How To Buy Dividend Stocks In India?

In the year 2008, I opened my first Demat account and I purchased some stocks. How I selected my stocks? You should never select stocks like how I did. I searched on google which stocks to buy and I stumbled upon one blog. That blog suggested a few stocks. I purchased 10 of each stock. I had no idea what stocks represented. I thought whatever I was buying was supposed to make me money by going up in price. I sold some stocks when they went up in price. That is an example of beginners’ luck, and some companies eventually went bust and the stocks disappeared from demat. Well, that was the beginning of a long journey. Eventually, I purchased stocks off profitable companies and started getting the dividend. In India till date, the dividend we earn is tax-free, because the companies pay dividend distribution tax. Now, I have done enough research to select stocks with dependable dividends.

So, How To Buy Dividend Stocks In India? First, you need to open a Demat account. Personally I can tell you sharekhan, Zerodha are good. Then stock selection is very important and that is the next step. Then all you will need to do is sit tight and watch the paint dry, as long as the business is great with a moat.

Zerodha is great because there is no brokerage. Sharekhan offers me a low brokerage charge because I have been their customer more over a decade now and I give them a good amount of business. I do not like ICICI Securities, it is really cluttered and not user-friendly.

Is investing in dividend stocks a good idea?

It depends. The idea is the businesses which are matured and do not know how to put all their cash flow to work, usually distributes the cash as dividend among shareholders. So, these are not fast-growing businesses. And they are not investing in expansion. But, paying dividends may show that the management is shareholder-friendly. If you are young and if you find a business that is growing fast and has a long runway, you can consider investing in that business instead of matured businesses where the business would not grow further. And if you have another source of stable cash flow each month, you do not need to depend on dividend income. So, there is no cookie-cutter approach.  Check your situation and take a call.

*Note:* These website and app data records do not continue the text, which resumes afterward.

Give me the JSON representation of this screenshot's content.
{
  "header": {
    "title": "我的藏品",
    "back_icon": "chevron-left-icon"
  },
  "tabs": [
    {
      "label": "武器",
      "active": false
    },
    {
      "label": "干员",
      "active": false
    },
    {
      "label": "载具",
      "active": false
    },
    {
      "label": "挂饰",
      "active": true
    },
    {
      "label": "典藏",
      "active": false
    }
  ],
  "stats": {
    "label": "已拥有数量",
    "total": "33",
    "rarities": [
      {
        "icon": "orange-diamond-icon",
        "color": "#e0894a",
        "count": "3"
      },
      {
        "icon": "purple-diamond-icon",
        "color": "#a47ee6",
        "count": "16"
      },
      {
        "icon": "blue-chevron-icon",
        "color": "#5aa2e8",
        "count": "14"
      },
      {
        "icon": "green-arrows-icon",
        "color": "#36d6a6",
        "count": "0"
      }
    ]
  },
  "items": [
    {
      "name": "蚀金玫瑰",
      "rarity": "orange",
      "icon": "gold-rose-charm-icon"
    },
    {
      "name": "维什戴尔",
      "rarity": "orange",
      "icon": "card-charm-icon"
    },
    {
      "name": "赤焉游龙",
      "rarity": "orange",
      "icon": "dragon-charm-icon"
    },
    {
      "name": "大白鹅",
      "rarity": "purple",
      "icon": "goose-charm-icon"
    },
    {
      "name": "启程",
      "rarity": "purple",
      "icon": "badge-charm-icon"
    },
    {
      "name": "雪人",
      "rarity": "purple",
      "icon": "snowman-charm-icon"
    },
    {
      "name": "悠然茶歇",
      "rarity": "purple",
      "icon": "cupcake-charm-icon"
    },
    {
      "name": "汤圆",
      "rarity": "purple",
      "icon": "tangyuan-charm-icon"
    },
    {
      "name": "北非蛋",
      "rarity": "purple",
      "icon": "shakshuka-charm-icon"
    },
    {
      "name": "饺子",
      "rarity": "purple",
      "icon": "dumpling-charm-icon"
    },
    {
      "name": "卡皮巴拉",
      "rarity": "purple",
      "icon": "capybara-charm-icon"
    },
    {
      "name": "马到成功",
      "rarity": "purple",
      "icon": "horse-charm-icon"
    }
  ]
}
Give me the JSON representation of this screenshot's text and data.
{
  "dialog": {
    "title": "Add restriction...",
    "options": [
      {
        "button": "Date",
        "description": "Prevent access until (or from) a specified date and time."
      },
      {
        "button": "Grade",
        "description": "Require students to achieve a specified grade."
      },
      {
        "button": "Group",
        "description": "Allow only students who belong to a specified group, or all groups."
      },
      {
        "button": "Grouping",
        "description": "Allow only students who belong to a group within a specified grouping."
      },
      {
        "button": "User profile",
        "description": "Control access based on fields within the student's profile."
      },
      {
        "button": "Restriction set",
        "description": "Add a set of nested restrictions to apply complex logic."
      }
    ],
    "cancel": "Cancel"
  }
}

Remember, dividend stocks come with a lot of risks and you may experience temporary loss in capital if you do not manage to capture absolute bottom price. So, consider that risk too, the stock price may dip, the company may suffer temporary setbacks. If you would like to see the stable principle, you should focus on fixed income options. But, in a low inflation environment, the fixed income instruments will not make you much money. On the other hand, a good business may be a good source of tax-free dividend yield.

Can you lose money on dividend stocks?

I will answer this question with 2 examples. Consider BP PLc, while that yields more than 6%, but the price of that stock was above $41, 6 months back, and now the stock is around $38. Now, BP is a solid business and it is not going anywhere anytime soon, but it is a great example that one can lose money on dividend stocks too. You cannot invest in dividend stocks for the short term. If you have enough money after having an emergency fund, you can invest that money. Ideally, you should contribute towards a retirement fund and then an emergency fund before you buy dividend stocks.

There is another stock Reliance Capital, the Anil Ambani enterprise which is a holding company of other debt-ridden ventures. The website of Reliance Capital is not updated for 2 years or so. This stock was above 150rs 6-8 months ago and now the stock is trading around 15rs per share. The book value eroded faster than hydrogen peroxide depletes. It was yielding around 10% but it has so much debt now, it has become difficult for this company to keep its nose above the water. And as a result, the subsidiaries are defaulting on the bonds one after another. I hope I made this clear by now that dividend yield is not a reliable parameter and can change fast based on company fundamentals.

How long do you have to hold stock to get the dividend?

In the USA you have to hold stock for at least 60 days. In India, you have to hold the stock right before the dividend finalization date. There is usually an announcement date when the AGM declares the dividend and then there is an effective date after that date shareholders get the dividend. As long as you are a shareholder before or on the announcement date, you should expect the dividend. After the effective date, you can expect the money to be credited in your bank account within a few days to 2 months.

Do you still get a dividend if you sell the stock?

I have received dividends a couple of times after selling the stock. There is a window after dividend effective date and when the money gets credited in your account, if you sell the stocks in between, you will still get the dividend.

In the US there is a concept of qualified and non-qualified dividends. In India, the dividend from common stocks are not taxable as of now up to a certain limit. Dividend from REIT is taxable though.

Do stock prices go down when dividends are paid?

They might. The stock price might drop right after the company pays out cash from books as dividend to the shareholder, because the assets drop and potential capital appreciation goes out with that cash in form of a dividend, that causes a drop in the market capitalization of the business, hence the share price drops. But there is no hard and fast rule for it. The share price may or may not drop based on the market sentiment if people are ready to buy the stock and if they bid up the price of shares, then the price won’t drop.

Can you live off of dividends?

In the USA dividends are more stable, in India companies are known to maintain a payout ratio or dividend. India is a growth economy. companies are not matured, so most companies are still in the investment phase. And the incomes are not that stable. So, in India, you should not count dividends as a stable income source. But that is in 2019. This would change in the future.